Stanton 881S with D81 Stereohedron stylus. As you know those stylus are no longer being produced so I was lucky to get a low hour example. As your paper points out VTF contributes to stylus wear, amazingly enough the Stanton high compliance cartridges spec is from 0.75 grams to 1.25 grams.

Great cartridge and amazing stylus profile, i love Stereohedron! 

Pickering D-3000 Stereohedron is also compatible with your Stanton 881, asctually your Stanton based on Pickering XSV-3000 model. I have a NOS factory sealed D3000 Stereohedron stylus if you need a backup. 

For both Stanton and Pickering the optmal setting of VTF with brush is:

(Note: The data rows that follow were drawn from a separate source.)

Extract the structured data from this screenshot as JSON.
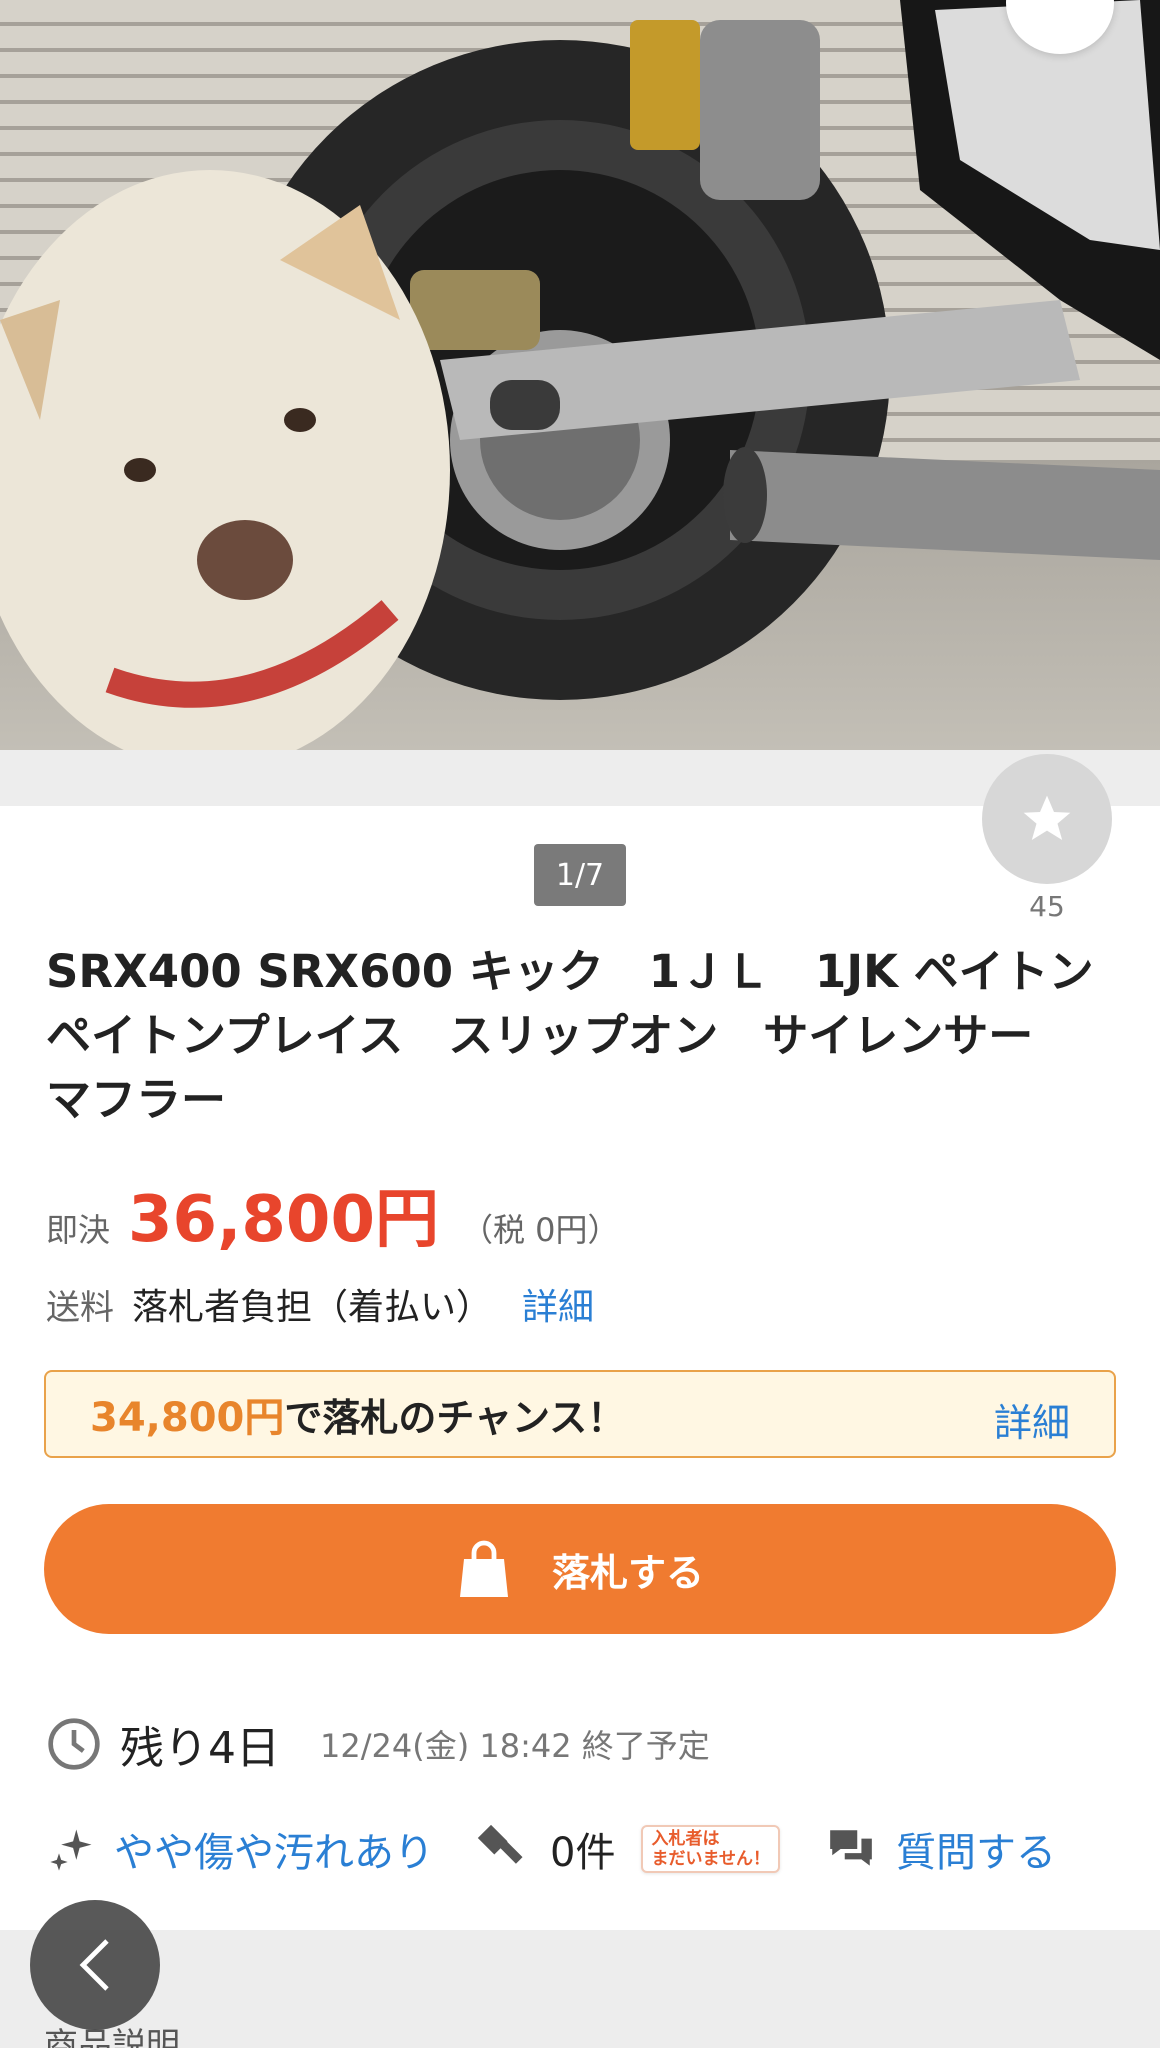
{
  "header": {
    "more_icon_label": "•••"
  },
  "gallery": {
    "pager": "1/7",
    "watch_count": "45"
  },
  "item": {
    "title": "SRX400 SRX600 キック　1ＪＬ　1JK ペイトン　ペイトンプレイス　スリップオン　サイレンサー　マフラー"
  },
  "price": {
    "label": "即決",
    "value": "36,800円",
    "tax": "（税 0円）"
  },
  "shipping": {
    "label": "送料",
    "value": "落札者負担（着払い）",
    "link": "詳細"
  },
  "chance": {
    "price": "34,800円",
    "text": "で落札のチャンス！",
    "link": "詳細"
  },
  "bid_button": {
    "label": "落札する"
  },
  "time": {
    "remaining": "残り4日",
    "end": "12/24(金) 18:42 終了予定"
  },
  "info": {
    "condition": "やや傷や汚れあり",
    "bid_count": "0件",
    "no_bid_tag_line1": "入札者は",
    "no_bid_tag_line2": "まだいません！",
    "question": "質問する"
  },
  "section": {
    "description_label": "商品説明"
  },
  "colors": {
    "accent_orange": "#f07b30",
    "price_red": "#e8452c",
    "link_blue": "#2a7fd4"
  }
}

Arm setting with brush: 2 grams +/- 1/4
Resulting tracking force: 1 gram +/- 1/4
Arm setting without brush: 1 gram +/- 1/4

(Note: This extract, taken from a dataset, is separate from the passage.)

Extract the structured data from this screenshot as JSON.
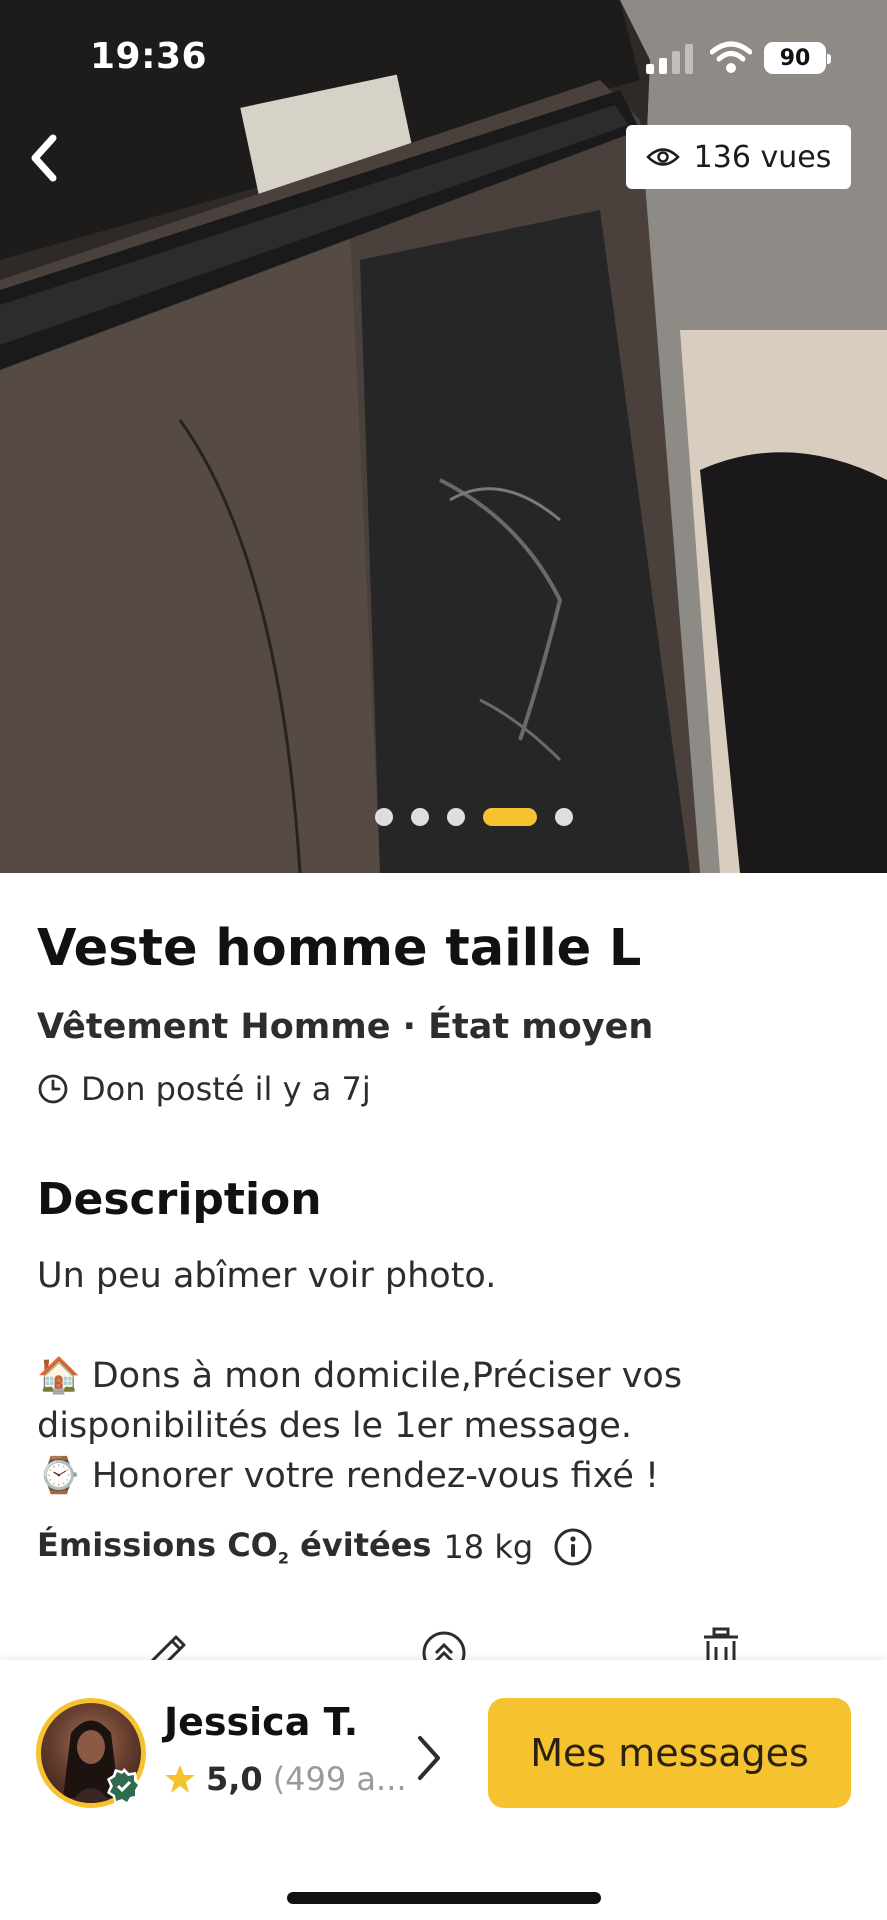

Norman Pickering was a noted violinist. He invented the Pickering cartridge because he didn't like how violins sounded on other cartridges. So, he is thus far one of the cartridge designers in the USA besides Joe Grado who was also a musician. Pickering's factory manager was none other than Walter Stanton, who later went out on his own. By 1960, Mr.Stanton bought out Mr.Pickering. He later established Stanton Magnetics Inc in 1961. He was the chairman and president of both Pickering & Co and Stanton Magnetics Inc until 1998. Walter O. Stanton, the inventor of an easily replaceable phonograph stylus that was crucial to creating a consumer market for audio equipment. Stanton and Pickering carts are the same with interchangeable styli despite the very different looking plastic bits and brushes - the trick is figuring out the interchanging model numbers. Pickering XSV-3000 is equal to Stanton 881s, both comes with Nude Stereohedron diamonds on alluminum cantilevers. This is the most advanced stylus shape which is achieved by grinding four flat surface on the diamond at precise angles to each other and their intersection creates areas used to contact the groove. The advantage of the Stereohedron stylus is that because of it's long and narrow contact surfaces it tracks high frequency modulation minimizing groove wear.

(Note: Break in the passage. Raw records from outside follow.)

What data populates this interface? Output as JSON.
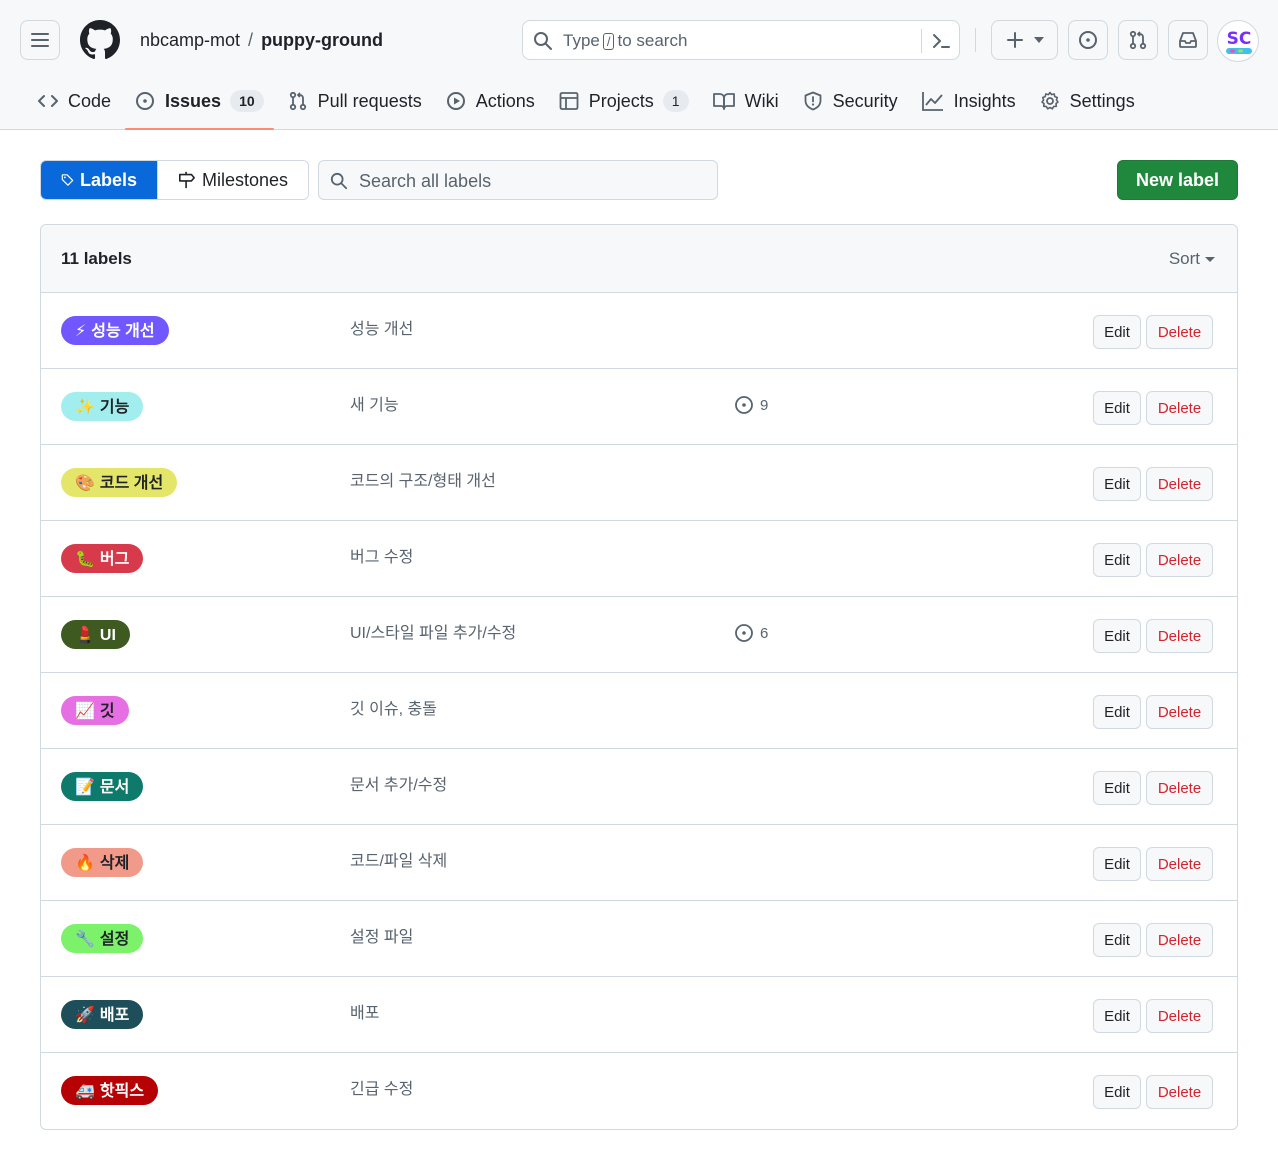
{
  "header": {
    "owner": "nbcamp-mot",
    "separator": "/",
    "repo": "puppy-ground",
    "search": {
      "prefix": "Type",
      "key": "/",
      "suffix": "to search"
    },
    "avatar_text": "SC"
  },
  "tabs": [
    {
      "label": "Code",
      "icon": "code-icon"
    },
    {
      "label": "Issues",
      "icon": "issue-icon",
      "count": "10",
      "active": true
    },
    {
      "label": "Pull requests",
      "icon": "pull-request-icon"
    },
    {
      "label": "Actions",
      "icon": "play-icon"
    },
    {
      "label": "Projects",
      "icon": "table-icon",
      "count": "1"
    },
    {
      "label": "Wiki",
      "icon": "book-icon"
    },
    {
      "label": "Security",
      "icon": "shield-icon"
    },
    {
      "label": "Insights",
      "icon": "graph-icon"
    },
    {
      "label": "Settings",
      "icon": "gear-icon"
    }
  ],
  "subnav": {
    "labels": "Labels",
    "milestones": "Milestones",
    "search_placeholder": "Search all labels",
    "new_label": "New label"
  },
  "box": {
    "count_title": "11 labels",
    "sort": "Sort"
  },
  "actions": {
    "edit": "Edit",
    "delete": "Delete"
  },
  "labels": [
    {
      "emoji": "⚡",
      "name": "성능 개선",
      "description": "성능 개선",
      "issues": "",
      "bg": "#7057ff",
      "fg": "#ffffff"
    },
    {
      "emoji": "✨",
      "name": "기능",
      "description": "새 기능",
      "issues": "9",
      "bg": "#a2eeef",
      "fg": "#1f2328"
    },
    {
      "emoji": "🎨",
      "name": "코드 개선",
      "description": "코드의 구조/형태 개선",
      "issues": "",
      "bg": "#e4e669",
      "fg": "#1f2328"
    },
    {
      "emoji": "🐛",
      "name": "버그",
      "description": "버그 수정",
      "issues": "",
      "bg": "#d73a4a",
      "fg": "#ffffff"
    },
    {
      "emoji": "💄",
      "name": "UI",
      "description": "UI/스타일 파일 추가/수정",
      "issues": "6",
      "bg": "#3e5a21",
      "fg": "#ffffff"
    },
    {
      "emoji": "📈",
      "name": "깃",
      "description": "깃 이슈, 충돌",
      "issues": "",
      "bg": "#e56fe3",
      "fg": "#1f2328"
    },
    {
      "emoji": "📝",
      "name": "문서",
      "description": "문서 추가/수정",
      "issues": "",
      "bg": "#0e7a6b",
      "fg": "#ffffff"
    },
    {
      "emoji": "🔥",
      "name": "삭제",
      "description": "코드/파일 삭제",
      "issues": "",
      "bg": "#f29a8a",
      "fg": "#1f2328"
    },
    {
      "emoji": "🔧",
      "name": "설정",
      "description": "설정 파일",
      "issues": "",
      "bg": "#7cf26b",
      "fg": "#1f2328"
    },
    {
      "emoji": "🚀",
      "name": "배포",
      "description": "배포",
      "issues": "",
      "bg": "#1d4e59",
      "fg": "#ffffff"
    },
    {
      "emoji": "🚑",
      "name": "핫픽스",
      "description": "긴급 수정",
      "issues": "",
      "bg": "#b60205",
      "fg": "#ffffff"
    }
  ]
}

Norman C. Pickering, an engineer, inventor and musician whose pursuit of audio clarity and beauty helped make phonograph records and musical instruments sound better. In 1945, Mr. Pickering, who enjoyed listening to records and was frustrated by the sound quality of recordings, developed an improved pickup — that is, the mechanism that includes the phonograph needle, or stylus, and translates the information in the groove of a record into an electrical signal that can be reproduced as sound. Originally His phono pickups were designed for use in broadcast and recording studios. 1947 the demand from high-fidelity fanatics was strong enough for what’s now called a ‘cartridge’ and Pickering & Company was formed to meet the new hobby’s demands. In 1948, Mr. Pickering was among the founders of the Audio Engineering Society, now an international organization that disseminates news and information about improvements in audio technology. By the mid 50's, the Pickering company employed more than 150 people at its Plainview, Long Island headquarters. The best models, however, were introduced only in the 70's and early 80's. Pickering XSV-3000 with nude Stereohedron stylus is one of the best, a few models with higher numbers are even better.

Pickering XSV-3000 specs:

Stylus Type: Nude Stereohedron
Contact Radii: .0028 (71u)
Scanning Radii: .0003 (8u)
Stylus Tracking Force: 1 gram (+/- 0.5)
Setting with Brush: 2 gram (+/- 0.5) resulting operation tracking force 1 gram (+/- 0.5)
Frequency Response: 10 Hz to 30 kHz +
Output: 4.7 mv /cm/sec
Channel Balance: Within 1 dB @ 1kHz
Channel Separation: 35 dB @ 1kHz
Cartridge DC Resistance: 700. ohms
Cartridge Inductance: 350 mH
Cartridge Color: Brown
Load Resistance: 47k ohms or greater
Load Capacitance: 275 pF